The fact that John J. was born in Miltonsburg in 1849 strongly suggests that the “old time log school house” was in Miltonsburg; however, we have only some oral history hints of this building and no evidence of where it was located.

Henry Claus, Sr.

According to an obituary in The Spirit of Democracy, Thursday, November 10, 1904, Henry Claus, Sr. was born February 15, 1818, in Hessia, the son of Johannes and Katharina Kuhlman Claus. On May 25, 1843, in Germany, he married Elizabeth Ackerman, the daughter of Adam Ackerman and Katharina Kaul Ackerman from Herlefeld, Germany. Elizabeth was born February 7, 1819, in Hannasfiled, Spanixburg, Hastelcastel, Germany and died July 7, 1901. In 1847 they immigrated to America, and settled in Miltonsburg, Monroe County, Ohio.

Henry and Elizabeth had six children: Casper died at sea on the way to the United States. Four sons, Adolph, Justice, Frederick, and Henry, and one daughter, Mrs. Andrew (Elizabeth) Reich. The interment took place in the Miltonsburg cemetery with the Reverend Frederick A. Meusch having charge of the services. His wife, Elizabeth, is buried there also. Mr. Claus was the oldest member of the Miltonsburg Evangelical Church, and was connected with that Church ever since his coming to this country.

Adam Landefeld

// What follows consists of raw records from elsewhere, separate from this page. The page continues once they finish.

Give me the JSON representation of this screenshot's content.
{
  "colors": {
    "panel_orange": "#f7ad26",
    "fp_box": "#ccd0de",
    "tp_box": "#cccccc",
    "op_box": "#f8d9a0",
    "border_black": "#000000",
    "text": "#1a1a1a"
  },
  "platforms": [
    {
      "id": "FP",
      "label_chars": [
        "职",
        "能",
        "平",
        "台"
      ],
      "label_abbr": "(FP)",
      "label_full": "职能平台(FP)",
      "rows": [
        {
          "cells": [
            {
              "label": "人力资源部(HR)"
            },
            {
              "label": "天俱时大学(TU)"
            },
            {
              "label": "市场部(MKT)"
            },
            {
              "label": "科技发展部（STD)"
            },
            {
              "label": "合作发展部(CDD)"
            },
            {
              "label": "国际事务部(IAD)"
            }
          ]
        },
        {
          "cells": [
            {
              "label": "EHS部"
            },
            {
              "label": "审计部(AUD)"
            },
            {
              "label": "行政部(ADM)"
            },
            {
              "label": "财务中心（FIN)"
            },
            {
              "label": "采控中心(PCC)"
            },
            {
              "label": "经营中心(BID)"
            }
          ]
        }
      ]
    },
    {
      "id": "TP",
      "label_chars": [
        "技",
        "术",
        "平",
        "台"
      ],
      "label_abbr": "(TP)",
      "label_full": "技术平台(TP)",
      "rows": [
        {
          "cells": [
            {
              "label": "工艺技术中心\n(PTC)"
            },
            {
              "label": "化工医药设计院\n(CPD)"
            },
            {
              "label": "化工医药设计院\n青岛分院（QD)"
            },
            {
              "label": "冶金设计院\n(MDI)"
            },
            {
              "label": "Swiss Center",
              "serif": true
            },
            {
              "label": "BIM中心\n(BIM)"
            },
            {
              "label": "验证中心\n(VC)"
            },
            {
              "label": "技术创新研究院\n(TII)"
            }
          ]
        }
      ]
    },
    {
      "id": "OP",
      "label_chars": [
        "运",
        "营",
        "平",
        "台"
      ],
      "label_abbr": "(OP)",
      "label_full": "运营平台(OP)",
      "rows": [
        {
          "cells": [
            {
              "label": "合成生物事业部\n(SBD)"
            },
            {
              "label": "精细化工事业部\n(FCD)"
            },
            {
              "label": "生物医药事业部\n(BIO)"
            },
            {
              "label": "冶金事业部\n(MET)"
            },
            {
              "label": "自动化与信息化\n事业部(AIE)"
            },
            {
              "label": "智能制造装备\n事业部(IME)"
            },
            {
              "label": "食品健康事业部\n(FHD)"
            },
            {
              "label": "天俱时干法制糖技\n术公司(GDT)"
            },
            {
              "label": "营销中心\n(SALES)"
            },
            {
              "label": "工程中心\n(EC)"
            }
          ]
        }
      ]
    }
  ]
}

Adam Landefeld (1875-1957) was the son of Martha Landefeld (1841-?). Adam came to America with his grandparents, Adam Sr. (1822-?) and Katharinin Hasel Landefeld (1824-1896). He learned the cobbler and harness making trade and operated his business in this building.

Ola Steed Egger and Albert Egger

About 1945 Lot 30 was split. Albert and Ola Egger purchased the north part on which the house was located and Simon Miller the shop on the south part. Albert and Ola lived at Lot 42 from about 1920 until Albert’s death about 1935. They had two children: Paul (1911-1991) and Wilda Egger Turner. Paul learned the barbering trade in Miltonsburg and practiced barbering in Miltonsburg and Woodsfield.

Simon Miller

Leo Simon Miller was born in 1880 and died in 1951. Simon’s father was John Miller, who was born May 11, 1844, in Monroe County and died May 11, 1915, and his mother was Mary Anna Crock Miller. Mary Anna was born on June 16, 1846, near Fulda, Noble County, Ohio and died on April 4, 1922, in Barnesville, Ohio. Simon’s parents were married on February 4, 1867, in St. Mary’s Church in Fulda, Ohio and in 1884 they moved to Monroe County, Ohio. Their children were: Elizabeth, George, Andrew, Barbara, Edward, Apollonia, and Leo Simon.

Lot 30 Owners

(Partial List)

  • 1848 Henry Yockey
  • 1849 Henry Yockey
  • 1850 John Hine
  • 1855 John Hine
  • 1860 George Feiock
  • 1870 George Feiock
  • 1875 George Feiock
  • 1880 George Feiock
  • 1885 Henry Claus
  • 1890 Henry Claus
  • 1895 Henry Claus
  • 1899 Henry Claus
  • 1905 Adam Landefeld
  • 1910 Adam Landefeld
  • 1915 Adam Landefeld
  • 1920 Adam Landefeld
  • 1925 Adam Landefeld
  • 1930 Adam Landefeld
  • 1935 Adam Landefeld
  • 1940 Adam Landefeld
  • 1945 Simon L. Miller
  • 1950 Simon L. Miller (part of the lot)
  • 1950 Paul Egger and Wilda Turner (part of the lot)